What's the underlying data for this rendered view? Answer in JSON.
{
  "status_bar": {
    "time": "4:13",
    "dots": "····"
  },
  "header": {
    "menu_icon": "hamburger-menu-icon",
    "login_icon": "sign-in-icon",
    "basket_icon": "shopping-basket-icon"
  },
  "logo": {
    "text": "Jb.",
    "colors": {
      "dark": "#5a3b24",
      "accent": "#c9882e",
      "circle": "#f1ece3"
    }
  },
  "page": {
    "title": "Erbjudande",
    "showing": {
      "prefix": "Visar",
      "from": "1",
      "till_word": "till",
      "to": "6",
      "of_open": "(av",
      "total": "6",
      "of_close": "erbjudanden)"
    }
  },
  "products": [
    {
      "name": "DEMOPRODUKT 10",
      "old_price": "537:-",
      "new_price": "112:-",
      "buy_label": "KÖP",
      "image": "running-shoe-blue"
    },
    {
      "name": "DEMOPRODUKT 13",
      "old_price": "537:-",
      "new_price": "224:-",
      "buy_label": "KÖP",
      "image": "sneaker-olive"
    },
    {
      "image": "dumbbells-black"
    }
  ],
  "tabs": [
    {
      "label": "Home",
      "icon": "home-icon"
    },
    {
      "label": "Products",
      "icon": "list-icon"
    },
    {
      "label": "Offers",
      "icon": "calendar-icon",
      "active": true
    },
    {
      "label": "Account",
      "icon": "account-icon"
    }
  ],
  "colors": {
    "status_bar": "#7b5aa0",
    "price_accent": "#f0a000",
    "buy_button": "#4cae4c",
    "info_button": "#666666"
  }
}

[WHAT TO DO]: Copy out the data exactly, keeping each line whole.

[SOLVED EXERCISE]:
What's the underlying data for this rendered view? Answer in JSON.
{
  "status_bar": {
    "time": "4:13",
    "dots": "····"
  },
  "header": {
    "menu_icon": "hamburger-menu-icon",
    "login_icon": "sign-in-icon",
    "basket_icon": "shopping-basket-icon"
  },
  "logo": {
    "text": "Jb.",
    "colors": {
      "dark": "#5a3b24",
      "accent": "#c9882e",
      "circle": "#f1ece3"
    }
  },
  "page": {
    "title": "Erbjudande",
    "showing": {
      "prefix": "Visar",
      "from": "1",
      "till_word": "till",
      "to": "6",
      "of_open": "(av",
      "total": "6",
      "of_close": "erbjudanden)"
    }
  },
  "products": [
    {
      "name": "DEMOPRODUKT 10",
      "old_price": "537:-",
      "new_price": "112:-",
      "buy_label": "KÖP",
      "image": "running-shoe-blue"
    },
    {
      "name": "DEMOPRODUKT 13",
      "old_price": "537:-",
      "new_price": "224:-",
      "buy_label": "KÖP",
      "image": "sneaker-olive"
    },
    {
      "image": "dumbbells-black"
    }
  ],
  "tabs": [
    {
      "label": "Home",
      "icon": "home-icon"
    },
    {
      "label": "Products",
      "icon": "list-icon"
    },
    {
      "label": "Offers",
      "icon": "calendar-icon",
      "active": true
    },
    {
      "label": "Account",
      "icon": "account-icon"
    }
  ],
  "colors": {
    "status_bar": "#7b5aa0",
    "price_accent": "#f0a000",
    "buy_button": "#4cae4c",
    "info_button": "#666666"
  }
}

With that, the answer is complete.